Interface dataset entries:
◆ ◆ ◆ ◆ ◆ ◆ ◆
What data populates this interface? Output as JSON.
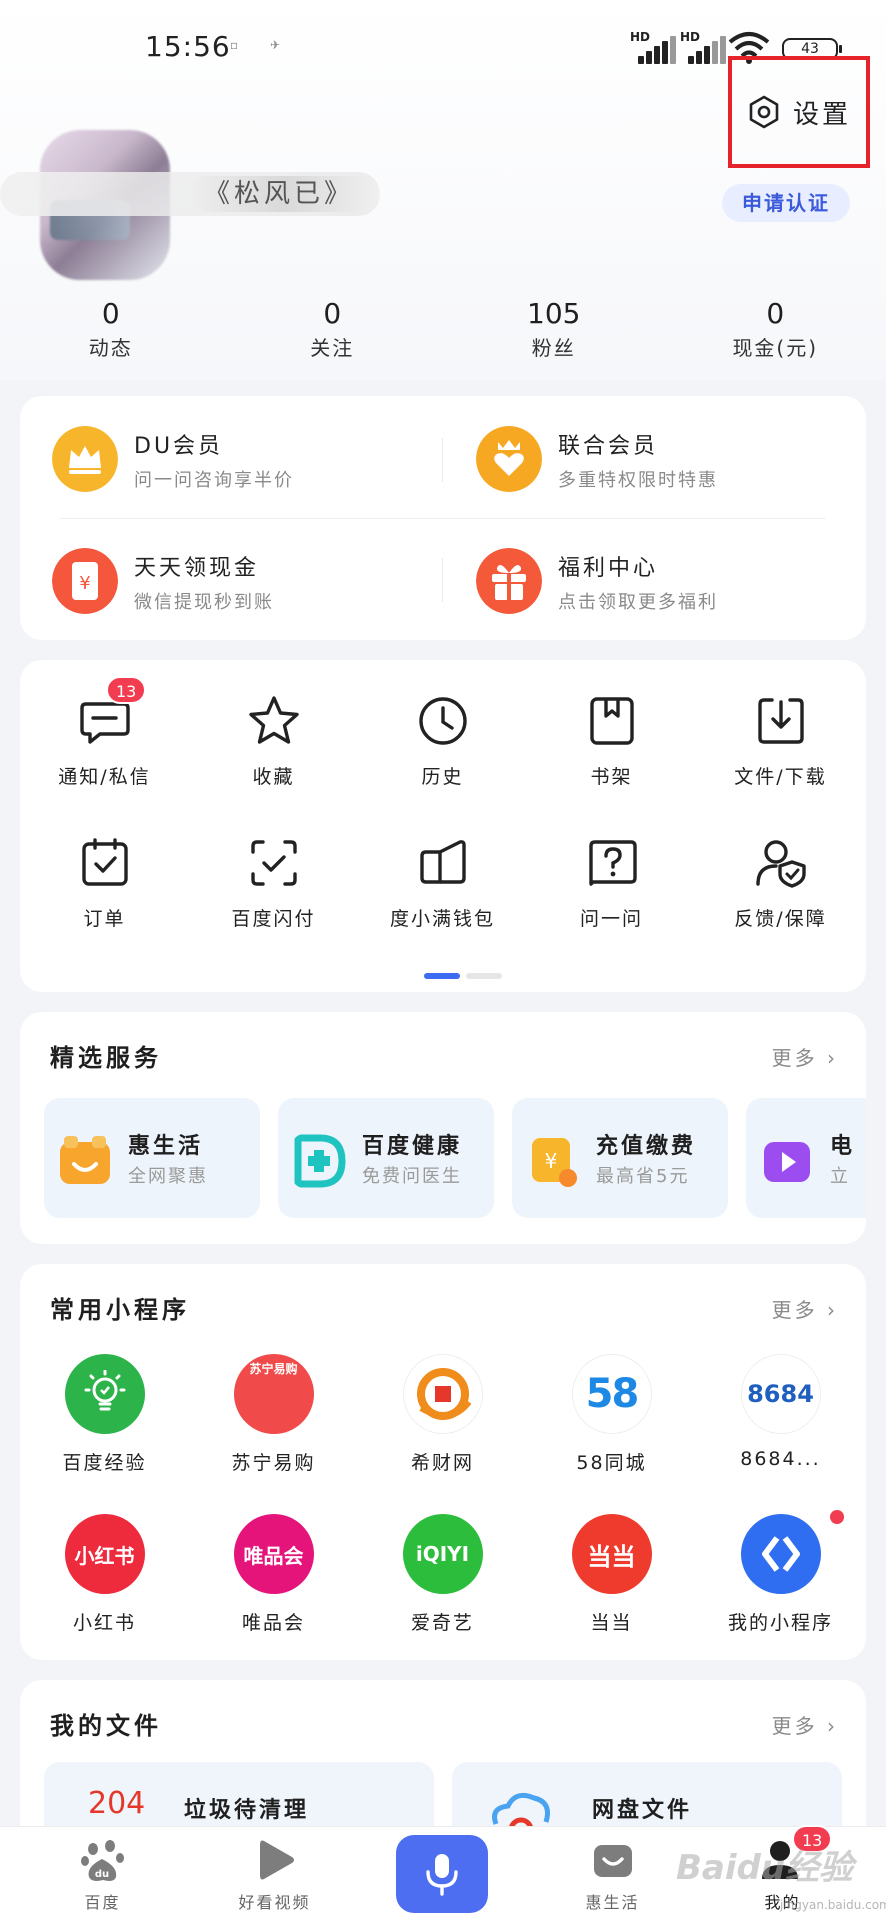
{
  "status_bar": {
    "time": "15:56",
    "battery": "43"
  },
  "header": {
    "settings_label": "设置",
    "username": "《松风已》",
    "apply_label": "申请认证"
  },
  "stats": [
    {
      "num": "0",
      "label": "动态"
    },
    {
      "num": "0",
      "label": "关注"
    },
    {
      "num": "105",
      "label": "粉丝"
    },
    {
      "num": "0",
      "label": "现金(元)"
    }
  ],
  "membership": [
    {
      "title": "DU会员",
      "sub": "问一问咨询享半价",
      "icon": "crown-icon",
      "color": "#f7b52c"
    },
    {
      "title": "联合会员",
      "sub": "多重特权限时特惠",
      "icon": "heart-crown-icon",
      "color": "#f7a823"
    },
    {
      "title": "天天领现金",
      "sub": "微信提现秒到账",
      "icon": "cash-icon",
      "color": "#f4573c"
    },
    {
      "title": "福利中心",
      "sub": "点击领取更多福利",
      "icon": "gift-icon",
      "color": "#f45a3a"
    }
  ],
  "functions": [
    {
      "label": "通知/私信",
      "icon": "message-icon",
      "badge": "13"
    },
    {
      "label": "收藏",
      "icon": "star-icon"
    },
    {
      "label": "历史",
      "icon": "clock-icon"
    },
    {
      "label": "书架",
      "icon": "bookshelf-icon"
    },
    {
      "label": "文件/下载",
      "icon": "download-icon"
    },
    {
      "label": "订单",
      "icon": "order-icon"
    },
    {
      "label": "百度闪付",
      "icon": "scan-pay-icon"
    },
    {
      "label": "度小满钱包",
      "icon": "wallet-icon"
    },
    {
      "label": "问一问",
      "icon": "question-icon"
    },
    {
      "label": "反馈/保障",
      "icon": "feedback-shield-icon"
    }
  ],
  "services": {
    "title": "精选服务",
    "more": "更多",
    "items": [
      {
        "title": "惠生活",
        "sub": "全网聚惠",
        "color": "#f7a52c"
      },
      {
        "title": "百度健康",
        "sub": "免费问医生",
        "color": "#1fc3c0"
      },
      {
        "title": "充值缴费",
        "sub": "最高省5元",
        "color": "#f7b52c"
      },
      {
        "title": "电",
        "sub": "立",
        "color": "#9b4df0"
      }
    ]
  },
  "mini_programs": {
    "title": "常用小程序",
    "more": "更多",
    "items": [
      {
        "label": "百度经验",
        "color": "#2cb34a",
        "icon_text": ""
      },
      {
        "label": "苏宁易购",
        "color": "#f04a4a",
        "icon_text": "苏宁易购"
      },
      {
        "label": "希财网",
        "color": "#ffffff",
        "icon_text": ""
      },
      {
        "label": "58同城",
        "color": "#ffffff",
        "icon_text": "58"
      },
      {
        "label": "8684...",
        "color": "#ffffff",
        "icon_text": "8684"
      },
      {
        "label": "小红书",
        "color": "#ee2a3d",
        "icon_text": "小红书"
      },
      {
        "label": "唯品会",
        "color": "#e5147a",
        "icon_text": "唯品会"
      },
      {
        "label": "爱奇艺",
        "color": "#2dbd3c",
        "icon_text": "iQIYI"
      },
      {
        "label": "当当",
        "color": "#ef3b2d",
        "icon_text": "当当"
      },
      {
        "label": "我的小程序",
        "color": "#2f6ef0",
        "icon_text": ""
      }
    ]
  },
  "files": {
    "title": "我的文件",
    "more": "更多",
    "items": [
      {
        "count": "204",
        "title": "垃圾待清理"
      },
      {
        "title": "网盘文件"
      }
    ]
  },
  "nav": [
    {
      "label": "百度",
      "icon": "paw-icon"
    },
    {
      "label": "好看视频",
      "icon": "play-icon"
    },
    {
      "label": "惠生活",
      "icon": "smile-bag-icon"
    },
    {
      "label": "我的",
      "icon": "user-icon",
      "badge": "13"
    }
  ],
  "watermark": {
    "text": "Baidu经验",
    "sub": "jingyan.baidu.com"
  }
}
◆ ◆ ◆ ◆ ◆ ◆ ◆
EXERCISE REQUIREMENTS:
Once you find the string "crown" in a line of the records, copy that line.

WRITTEN ANSWER:
      "icon": "crown-icon",
      "icon": "heart-crown-icon",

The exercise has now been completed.